- From Ninth Graders to Health Care Elites: A Communications Lesson on the Power of Engagement
- What’s Next in Health Care Part II: Price Transparency – is it the Holy Grail?
- Accountable Health Care: The Silent Health Care Reform
- The FDA Likes Facebook? The AMARC Hysteria
- The Need for a Medical Surge
- Health Care: Now What
- The Real Hospital Quality Measures
- Happy Healthy Weight Week?
- Personalized Medicine – from Complexity to Clarity
- APCO Forum: What’s Next in Food
Monthly Archives: January 2012
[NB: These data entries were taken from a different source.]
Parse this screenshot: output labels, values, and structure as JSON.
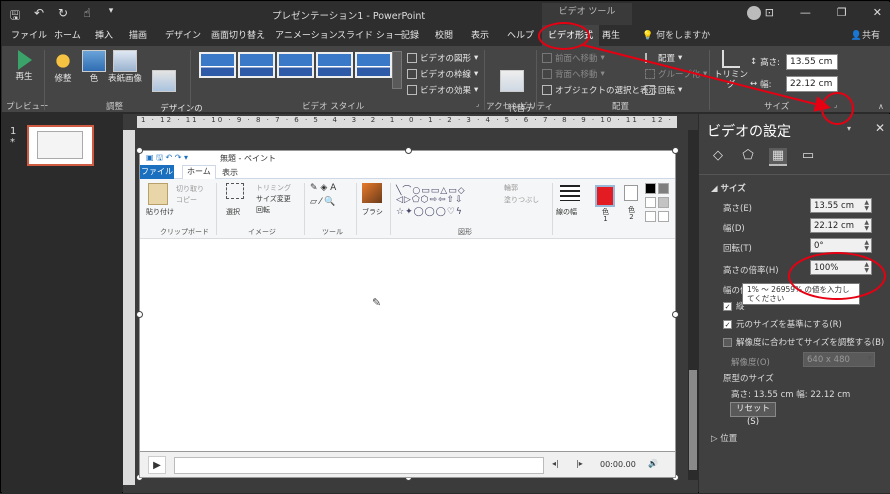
{
  "titlebar": {
    "title": "プレゼンテーション1  -  PowerPoint",
    "context_group": "ビデオ ツール",
    "qat": [
      "save-icon",
      "undo-icon",
      "redo-icon",
      "touch-mode-icon",
      "customize-icon"
    ]
  },
  "tabs": [
    "ファイル",
    "ホーム",
    "挿入",
    "描画",
    "デザイン",
    "画面切り替え",
    "アニメーション",
    "スライド ショー",
    "記録",
    "校閲",
    "表示",
    "ヘルプ",
    "ビデオ形式",
    "再生"
  ],
  "tell_me": "何をしますか",
  "share": "共有",
  "ribbon": {
    "preview": {
      "play": "再生",
      "label": "プレビュー"
    },
    "adjust": {
      "items": [
        "修整",
        "色",
        "表紙画像",
        "デザインの\nリセット"
      ],
      "label": "調整"
    },
    "video_styles": {
      "shape": "ビデオの図形",
      "border": "ビデオの枠線",
      "effects": "ビデオの効果",
      "label": "ビデオ スタイル"
    },
    "accessibility": {
      "alt_text": "代替テ\nキスト",
      "label": "アクセシビリティ"
    },
    "arrange": {
      "forward": "前面へ移動",
      "backward": "背面へ移動",
      "selection": "オブジェクトの選択と表示",
      "align": "配置",
      "group": "グループ化",
      "rotate": "回転",
      "label": "配置"
    },
    "size": {
      "crop": "トリミング",
      "height_label": "高さ:",
      "height": "13.55 cm",
      "width_label": "幅:",
      "width": "22.12 cm",
      "label": "サイズ"
    }
  },
  "slide_pane": {
    "number": "1",
    "star": "*"
  },
  "paint": {
    "title": "無題 - ペイント",
    "file_tab": "ファイル",
    "tabs": [
      "ホーム",
      "表示"
    ],
    "clipboard": {
      "paste": "貼り付け",
      "cut": "切り取り",
      "copy": "コピー",
      "label": "クリップボード"
    },
    "image": {
      "select": "選択",
      "crop": "トリミング",
      "resize": "サイズ変更",
      "rotate": "回転",
      "label": "イメージ"
    },
    "tools": {
      "label": "ツール"
    },
    "brush": "ブラシ",
    "shapes": {
      "outline": "輪郭",
      "fill": "塗りつぶし",
      "label": "図形"
    },
    "line_width": "線の幅",
    "color1": "色\n1",
    "color2": "色\n2"
  },
  "video_controls": {
    "time": "00:00.00"
  },
  "pane": {
    "title": "ビデオの設定",
    "section_size": "サイズ",
    "height_label": "高さ(E)",
    "height": "13.55 cm",
    "width_label": "幅(D)",
    "width": "22.12 cm",
    "rotation_label": "回転(T)",
    "rotation": "0°",
    "height_scale_label": "高さの倍率(H)",
    "height_scale": "100%",
    "width_scale_label": "幅の倍",
    "lock_aspect_short": "縦",
    "relative_original": "元のサイズを基準にする(R)",
    "best_scale": "解像度に合わせてサイズを調整する(B)",
    "resolution_label": "解像度(O)",
    "resolution": "640 x 480",
    "original_size_label": "原型のサイズ",
    "original_size": "高さ:   13.55 cm    幅:   22.12 cm",
    "reset": "リセット(S)",
    "section_position": "位置",
    "tooltip": "1% ～ 26959% の値を入力してください"
  },
  "colors": {
    "annotation": "#e60012",
    "paint_file_tab": "#1a6fbf",
    "selected_slide": "#d05b43"
  }
}
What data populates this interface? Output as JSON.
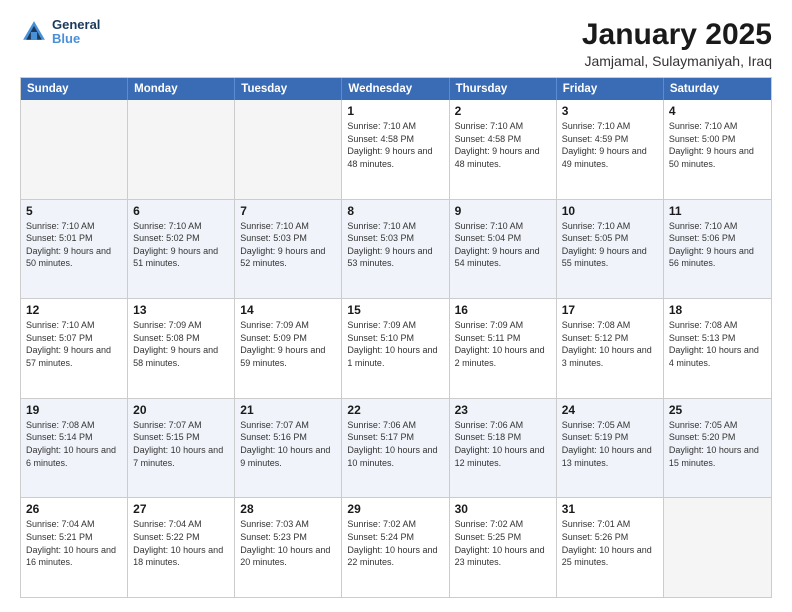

We believe one of the most exciting trends in the digital world is the massive amount of convergence going on and the extent to which it is influenced by both the infusion of wireless data and integration with social media. At CES (#ces) this year, you were almost as likely to see a car or an oven as a tablet or a PC. At some level, that’s nothing new. Centuries-old durables like cars and washers were infused with electronics decades ago. But it was awfully hard at times not to take a step back at the amount of sophistication and usability that is coming and say “wow.” As a firm with deep roots in public affairs and corporate responsibility and with health care as our largest global practice, we are well of the obesity crisis, the pressure on food producers to deliver healthy alternatives and the fierce debate going on about the appropriate level of regulatory oversight about how food products are marketed and sold.
Posted on Wednesday, January 18th, 2012 By HealthScope
The FDA provided marketers and communicators in the pharmaceutical industry a holiday gift last week by releasing guidelines on how to respond to unsolicited requests for off-label product information. The FDA issued guidelines for both “private” and “public” requests, drawing a distinction between “private” and “public” for the first time. But let’s face it, this is also about social media, so from that standpoint the “public” guidelines are what we really care about. I’ll break out the guidelines in more detail below, but the bottom line is that companies didn’t gain any additional leeway to communicate with the public through social media vehicles. The FDA guidance basically says companies cannot communicate off-label use data or information to the public, but instead must restrict off-label communications to more “private” means.
Posted on Thursday, January 5th, 2012 By David Oarr